Subject: I have found a CD that I think you would enjoy
|Bob Wills, Mckinney Sisters|
Tiffany Transcriptions, Vol. 10: The McKinney Sisters
Genres: Country, Pop
If you asked Bob Wills what kind of music he and his Texas Playboys played, he sure as hell wouldn't have said "country." He resented any association with "rural music," and once the western part of the term country & west... more »
Listen to Samples
If you asked Bob Wills what kind of music he and his Texas Playboys played, he sure as hell wouldn't have said "country." He resented any association with "rural music," and once the western part of the term country & western somehow vanished, he felt even less (if possible) kinship with that genre. This Tiffany volume focuses exclusively on the jazz and blues staples that Wills adored, and it brilliantly highlights the band's improvisational sophistication. Most of the material here was popularized by jazz and blues legends of the 1920s and 1930s including Louis Armstrong, Count Basie, Bessie Smith, and Memphis Minnie. As with all of the Tiffany radio transcriptions, recorded at the Playboys' late-1940s peak, Wills's crew would have at these tunes without a shred of rehearsal, giving them each that spark of spontaneity. --Marc Greilsamer

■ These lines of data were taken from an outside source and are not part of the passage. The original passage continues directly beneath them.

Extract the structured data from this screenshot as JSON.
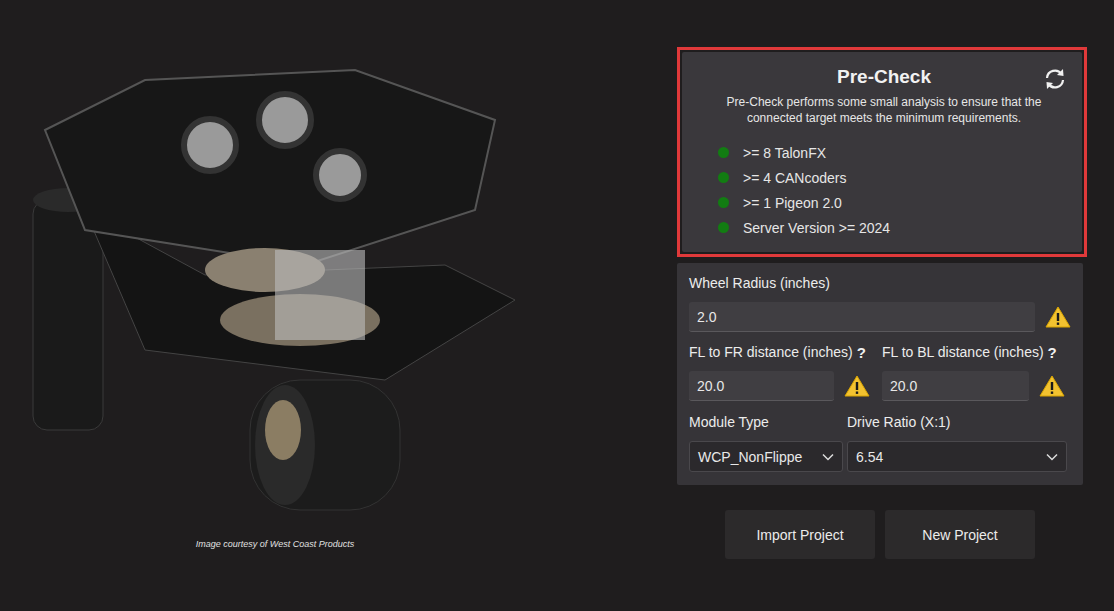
{
  "image": {
    "caption": "Image courtesy of West Coast Products"
  },
  "precheck": {
    "title": "Pre-Check",
    "description": "Pre-Check performs some small analysis to ensure that the connected target meets the minimum requirements.",
    "highlighted": true,
    "items": [
      {
        "label": ">= 8 TalonFX",
        "color": "#127c12"
      },
      {
        "label": ">= 4 CANcoders",
        "color": "#127c12"
      },
      {
        "label": ">= 1 Pigeon 2.0",
        "color": "#127c12"
      },
      {
        "label": "Server Version >= 2024",
        "color": "#127c12"
      }
    ]
  },
  "form": {
    "wheel_radius": {
      "label": "Wheel Radius (inches)",
      "value": "2.0",
      "warning": true
    },
    "fl_to_fr": {
      "label": "FL to FR distance (inches)",
      "help": "?",
      "value": "20.0",
      "warning": true
    },
    "fl_to_bl": {
      "label": "FL to BL distance (inches)",
      "help": "?",
      "value": "20.0",
      "warning": true
    },
    "module_type": {
      "label": "Module Type",
      "value": "WCP_NonFlippe"
    },
    "drive_ratio": {
      "label": "Drive Ratio (X:1)",
      "value": "6.54"
    }
  },
  "buttons": [
    "Import Project",
    "New Project"
  ]
}
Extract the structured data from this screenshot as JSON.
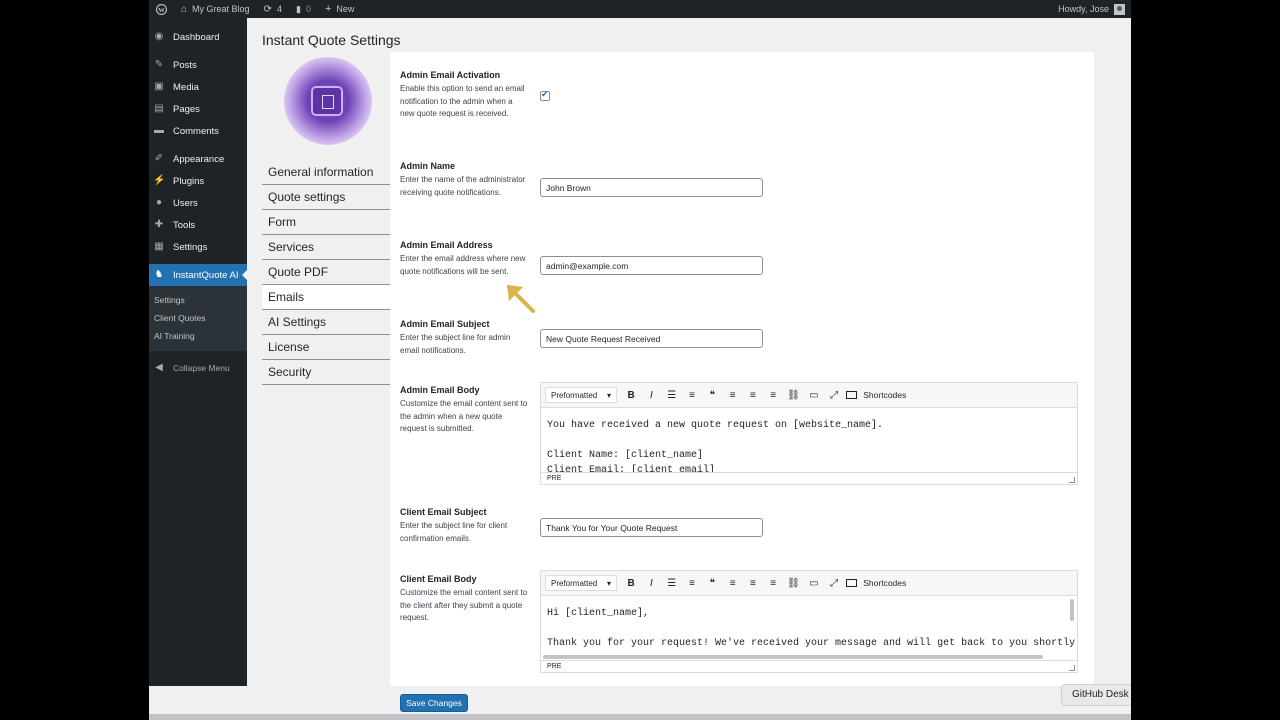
{
  "adminbar": {
    "site_name": "My Great Blog",
    "updates_count": "4",
    "comments_count": "0",
    "new_label": "New",
    "howdy": "Howdy, Jose"
  },
  "sidebar": {
    "items": [
      {
        "label": "Dashboard",
        "icon": "dashboard-icon"
      },
      {
        "label": "Posts",
        "icon": "pin-icon"
      },
      {
        "label": "Media",
        "icon": "media-icon"
      },
      {
        "label": "Pages",
        "icon": "pages-icon"
      },
      {
        "label": "Comments",
        "icon": "comment-icon"
      },
      {
        "label": "Appearance",
        "icon": "brush-icon"
      },
      {
        "label": "Plugins",
        "icon": "plug-icon"
      },
      {
        "label": "Users",
        "icon": "user-icon"
      },
      {
        "label": "Tools",
        "icon": "wrench-icon"
      },
      {
        "label": "Settings",
        "icon": "settings-icon"
      },
      {
        "label": "InstantQuote AI",
        "icon": "plugin-icon"
      }
    ],
    "submenu": [
      "Settings",
      "Client Quotes",
      "AI Training"
    ],
    "collapse_label": "Collapse Menu"
  },
  "page": {
    "title": "Instant Quote Settings"
  },
  "tabs": [
    "General information",
    "Quote settings",
    "Form",
    "Services",
    "Quote PDF",
    "Emails",
    "AI Settings",
    "License",
    "Security"
  ],
  "active_tab": "Emails",
  "fields": {
    "admin_activation": {
      "label": "Admin Email Activation",
      "desc": "Enable this option to send an email notification to the admin when a new quote request is received.",
      "checked": true
    },
    "admin_name": {
      "label": "Admin Name",
      "desc": "Enter the name of the administrator receiving quote notifications.",
      "value": "John Brown"
    },
    "admin_email": {
      "label": "Admin Email Address",
      "desc": "Enter the email address where new quote notifications will be sent.",
      "value": "admin@example.com"
    },
    "admin_subject": {
      "label": "Admin Email Subject",
      "desc": "Enter the subject line for admin email notifications.",
      "value": "New Quote Request Received"
    },
    "admin_body": {
      "label": "Admin Email Body",
      "desc": "Customize the email content sent to the admin when a new quote request is submitted.",
      "content": "You have received a new quote request on [website_name].\n\nClient Name: [client_name]\nClient Email: [client_email]"
    },
    "client_subject": {
      "label": "Client Email Subject",
      "desc": "Enter the subject line for client confirmation emails.",
      "value": "Thank You for Your Quote Request"
    },
    "client_body": {
      "label": "Client Email Body",
      "desc": "Customize the email content sent to the client after they submit a quote request.",
      "content": "Hi [client_name],\n\nThank you for your request! We've received your message and will get back to you shortly."
    }
  },
  "editor": {
    "format_label": "Preformatted",
    "shortcodes_label": "Shortcodes",
    "status_path": "PRE"
  },
  "save_label": "Save Changes",
  "github_label": "GitHub Desk",
  "colors": {
    "accent": "#2271b1",
    "sidebar_bg": "#1d2327",
    "arrow": "#d9b44a"
  }
}
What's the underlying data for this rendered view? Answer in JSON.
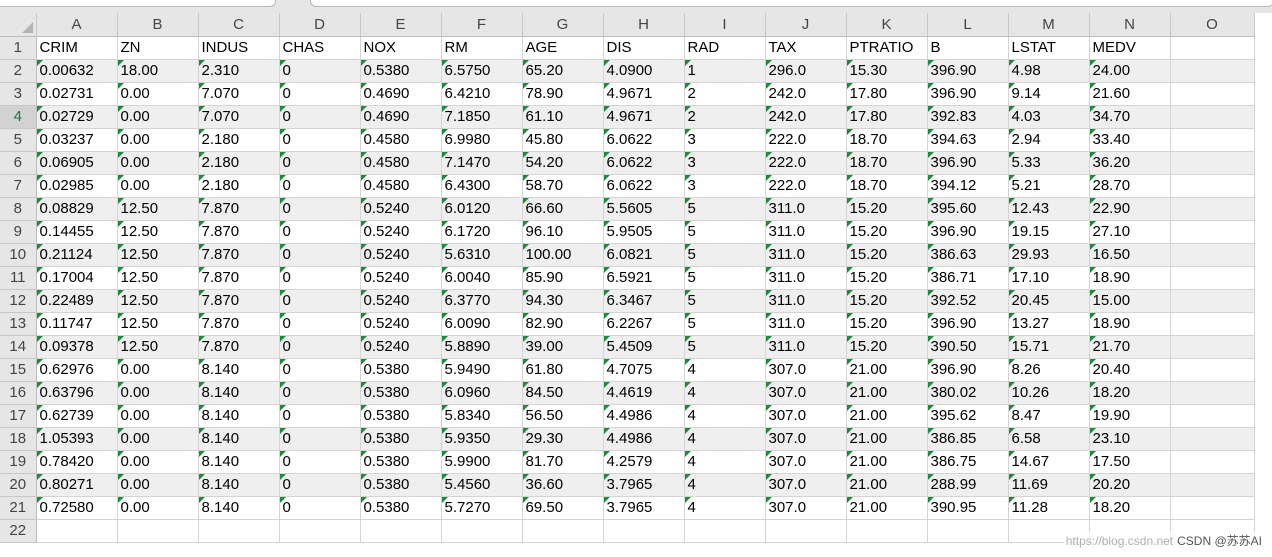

"Hit it that time!" "Yeah!"
ewomack | MN USA | 07/21/2004
(4 out of 5 stars)
"Yes. They wear cowboy hats. They play fiddles and ride horses and hail from Texas (Wills is from Turkey, Texas to be exact). They sing about "light folks" and "dark folks". They also have what is probably the most salient giveaway feature: lap-steel slide guitar. To modern musical stereotypes this means one thing: "country" music. Luckily the stereotypes will be greatly disappointed by the rich and almost eclectic mix on this CD (or any of the Tiffany Transcriptions CDs). Jazz lives here, cohabitating with blues and swing. Songs made famous by the giants of jazz (Ellington, etc.) pour out of the digital bits. Fiddle and slide guitar cozy up to electric blues and swing like lifelong lovers. This unlikely (in today's segmented music industry) combination exudes joy, spontaneous dancing and hollering. Wills himself does plenty of hollering before, after, and during songs. His gracious and often hilarious interactions with his band add a dimension to this music not often heard. During the guitar solo for "Milk Cow Blues" Wills shouts out proudly: "Ladies and Gentelemen that is Junior Barnard and his standard guitar... that is two more payments and it'll be his." On "I Never Knew" Tommy Duncan flubs a note in the verse and says "Missed that one" and laughs. When he hits the same note in the final verse, Wills says "Hit it that time!" Spontaneity of this caliber pervades the Tiffany recordings. Vocalists laugh out loud and speak off-the-cuff. Not typical stuff.
One major standout track, "Frankie Jean", features Tommy Duncan accompanied by only one guitar. Half spoken-word, half-whistling, this song adds another dimension to the band's repitoire.
This CD has an overall more bluesy feel than the more swing-coated previous two volumes. Still, the fiddles come out more than once to cure the blues on melodic danceable tunes like "Crazy Rhythm", "You Just Take Her", "Four Or Five Times", and "Take The 'A' Train". It's all undeniably Bob Wills, regardless of the twist."
Timeless Texas Perfection
Carl W. Block | In the Flow, Texas | 12/14/2003
(5 out of 5 stars)
"I can't play this cd without dancing. Bob Wills and His Texas Playboys show their chops, in this masterpiece.
Bad to the bone guitar, pedal steel, violin. Bob is all over it, even singing scat!
This recording is a must have for any fan of Real Texas music."